My three year old daughter had an episode last week where she was unable to talk or walk after a long night's sleep. She was lethargic. I forced her to drink some orange juice and eventually she came around, ate a TON of food and felt better. For two days afterward, her breath and bowel movement's smelled sweet. I didn't test her urine.
Several times in the past, she has had large ketones in her urine, especially with illness. I suspect she did this time as well, although I didn't have any test strips. She has never had glucose in her urine.
She is seeing a doctor at the Children's Hospital of Philadelphia (CHOP), but was originally going to see someone at Hershey. Hershey said CHOP is better equipped to handle hypoglycemia. How will they know if it's diabetes, hypoglycemia or neither? If it's hypoglycemia, what are the chances that it will progress to diabetes?
The sweet smell is likely the fruity odor of ketones on the breath. This usually means the body is burning fats. Old fashioned acetone nail polish remover is the same smell and chemical. It could be that she becomes hypoglycemic overnight and then switches to fat metabolism and, thus, the ketones in the blood/urine. The folks at CHOP headed by Dr. Charles Stanley are excellent at such evaluations. In the meantime, you may want to be sure that she always has something with protein and fat as a bedtime snack since this will help her have sufficient food provided overnight.

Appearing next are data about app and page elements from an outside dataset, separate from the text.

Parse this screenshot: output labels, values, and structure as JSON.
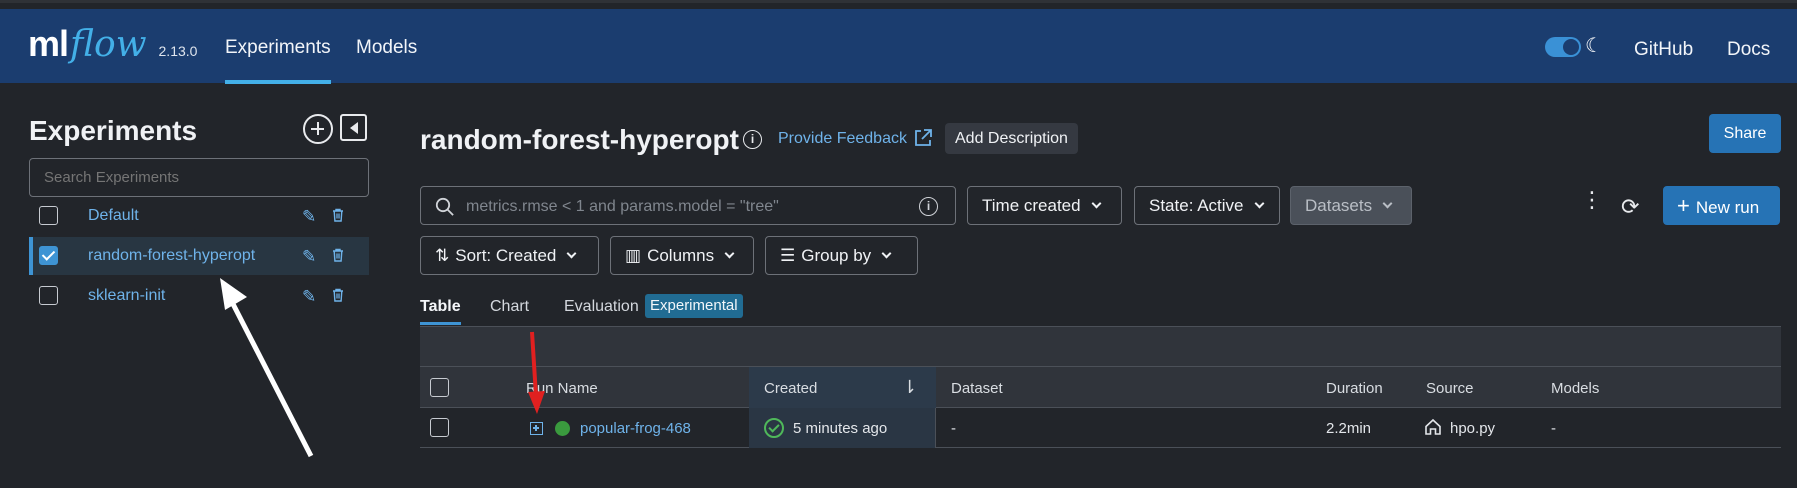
{
  "app": {
    "logo_ml": "ml",
    "logo_flow": "flow",
    "version": "2.13.0",
    "nav": [
      {
        "label": "Experiments",
        "active": true
      },
      {
        "label": "Models",
        "active": false
      }
    ],
    "github_label": "GitHub",
    "docs_label": "Docs",
    "dark_mode": true
  },
  "sidebar": {
    "title": "Experiments",
    "search_placeholder": "Search Experiments",
    "experiments": [
      {
        "name": "Default",
        "checked": false
      },
      {
        "name": "random-forest-hyperopt",
        "checked": true
      },
      {
        "name": "sklearn-init",
        "checked": false
      }
    ]
  },
  "main": {
    "title": "random-forest-hyperopt",
    "feedback_label": "Provide Feedback",
    "add_description_label": "Add Description",
    "share_label": "Share",
    "search_placeholder": "metrics.rmse < 1 and params.model = \"tree\"",
    "time_filter": "Time created",
    "state_filter": "State: Active",
    "datasets_filter": "Datasets",
    "sort_label": "Sort: Created",
    "columns_label": "Columns",
    "group_by_label": "Group by",
    "new_run_label": "New run",
    "tabs": [
      {
        "label": "Table",
        "active": true
      },
      {
        "label": "Chart",
        "active": false
      },
      {
        "label": "Evaluation",
        "active": false
      }
    ],
    "experimental_badge": "Experimental"
  },
  "table": {
    "columns": [
      "Run Name",
      "Created",
      "Dataset",
      "Duration",
      "Source",
      "Models"
    ],
    "rows": [
      {
        "run_name": "popular-frog-468",
        "status": "running",
        "created": "5 minutes ago",
        "dataset": "-",
        "duration": "2.2min",
        "source": "hpo.py",
        "models": "-"
      }
    ]
  },
  "colors": {
    "header_bg": "#1b3d6f",
    "page_bg": "#22252a",
    "accent": "#43b0e8",
    "link": "#6fb3ea",
    "primary_button": "#2673b5",
    "status_running": "#3a9a3e",
    "annotation_red": "#e02020"
  }
}
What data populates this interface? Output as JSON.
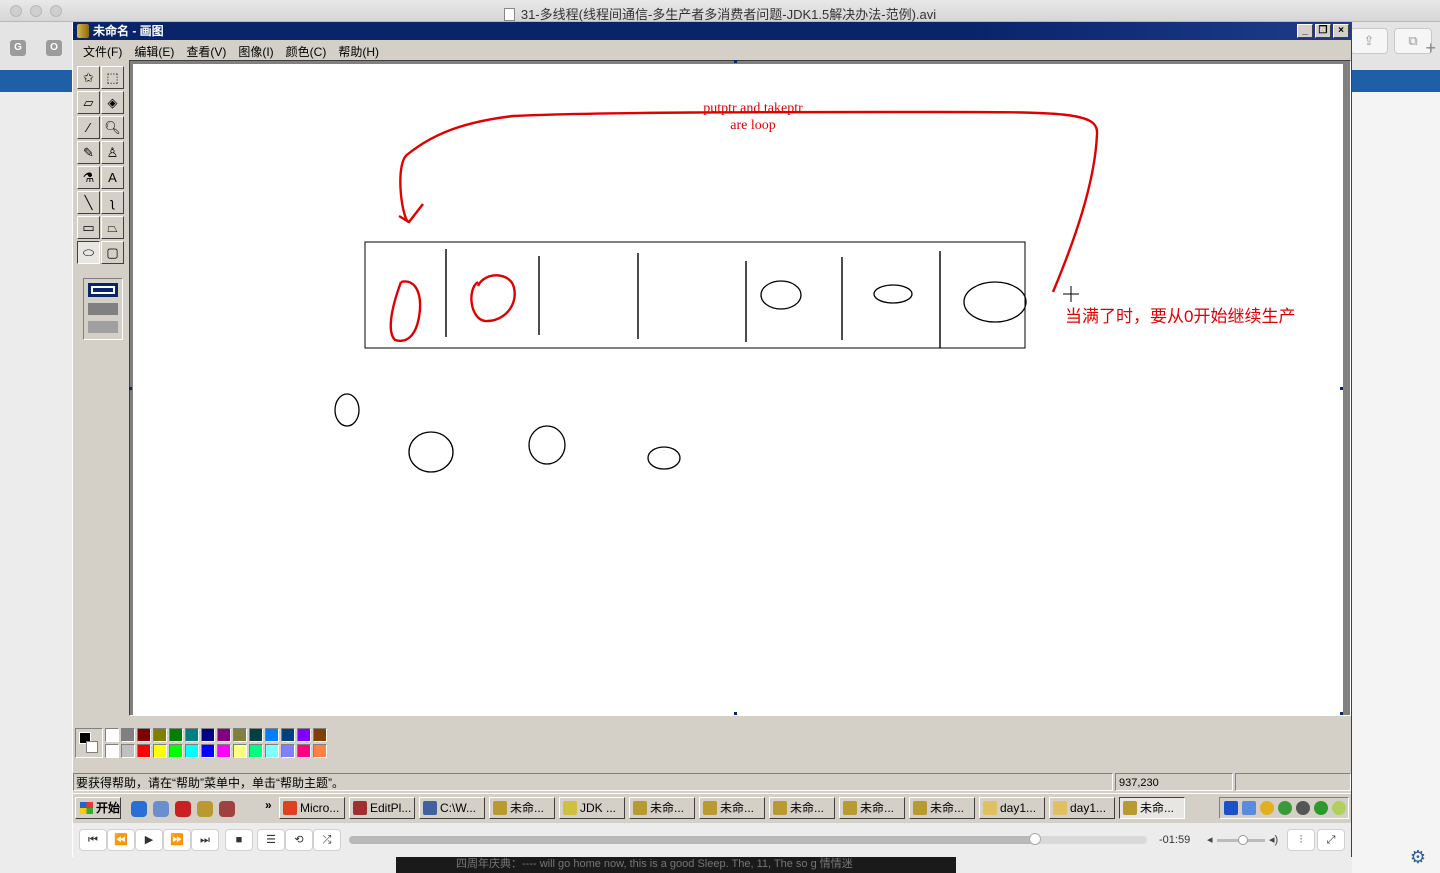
{
  "mac": {
    "title": "31-多线程(线程间通信-多生产者多消费者问题-JDK1.5解决办法-范例).avi",
    "fav_icons": [
      "G",
      "O"
    ],
    "toolbar_buttons": [
      "share",
      "windows"
    ],
    "behind_text": "四周年庆典：---- will go home now, this is a good Sleep. The, 11, The so g 情情迷"
  },
  "paint": {
    "window_title": "未命名 - 画图",
    "window_controls": [
      "_",
      "❐",
      "×"
    ],
    "menu": [
      "文件(F)",
      "编辑(E)",
      "查看(V)",
      "图像(I)",
      "颜色(C)",
      "帮助(H)"
    ],
    "tools": [
      {
        "name": "free-select",
        "glyph": "✩"
      },
      {
        "name": "select",
        "glyph": "⬚"
      },
      {
        "name": "eraser",
        "glyph": "▱"
      },
      {
        "name": "fill",
        "glyph": "◈"
      },
      {
        "name": "pick-color",
        "glyph": "⁄"
      },
      {
        "name": "magnifier",
        "glyph": "🔍︎"
      },
      {
        "name": "pencil",
        "glyph": "✎"
      },
      {
        "name": "brush",
        "glyph": "♙"
      },
      {
        "name": "airbrush",
        "glyph": "⚗"
      },
      {
        "name": "text",
        "glyph": "A"
      },
      {
        "name": "line",
        "glyph": "╲"
      },
      {
        "name": "curve",
        "glyph": "ʅ"
      },
      {
        "name": "rectangle",
        "glyph": "▭"
      },
      {
        "name": "polygon",
        "glyph": "⏢"
      },
      {
        "name": "ellipse",
        "glyph": "⬭"
      },
      {
        "name": "rounded-rect",
        "glyph": "▢"
      }
    ],
    "canvas": {
      "note_en": "putptr and takeptr are loop",
      "note_cn": "当满了时，要从0开始继续生产",
      "ink_color": "#e00000"
    },
    "palette_top": [
      "#ffffff",
      "#808080",
      "#800000",
      "#808000",
      "#008000",
      "#008080",
      "#000080",
      "#800080",
      "#808040",
      "#004040",
      "#0080ff",
      "#004080",
      "#8000ff",
      "#804000"
    ],
    "palette_bottom": [
      "#ffffff",
      "#c0c0c0",
      "#ff0000",
      "#ffff00",
      "#00ff00",
      "#00ffff",
      "#0000ff",
      "#ff00ff",
      "#ffff80",
      "#00ff80",
      "#80ffff",
      "#8080ff",
      "#ff0080",
      "#ff8040"
    ],
    "status": {
      "help_text": "要获得帮助，请在“帮助”菜单中，单击“帮助主题”。",
      "coords": "937,230",
      "size": ""
    }
  },
  "taskbar": {
    "start_label": "开始",
    "tasks": [
      "Micro...",
      "EditPl...",
      "C:\\W...",
      "未命...",
      "JDK ...",
      "未命...",
      "未命...",
      "未命...",
      "未命...",
      "未命...",
      "day1...",
      "day1...",
      "未命..."
    ]
  },
  "player": {
    "remaining_time": "-01:59",
    "progress": 0.86,
    "volume": 0.55
  }
}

If she has any kind of illness, then you may even want to wake her up and give her some peanut butter, salami, meatballs, etc. something with protein and fat that will sustain her energy needs while you await the formal evaluation. Some types of hypoglycemia can progress to diabetes as the pancreas goes from overproducing insulin to underproduction; others are not related to diabetes at all.
Original posting 20 Nov 2006
Posted to Diagnosis and Symptoms
Last Updated: Tuesday April 06, 2010 15:10:10
This Internet site provides information of a general nature and is designed for educational purposes only. If you have any concerns about your own health or the health of your child, you should always consult with a physician or other health care professional.
This site is published by T-1 Today, Inc. (d/b/a Children with Diabetes), a 501c3 not-for-profit organization, which is responsible for its contents.
© Children with Diabetes, Inc. 1995-2015. Comments and Feedback.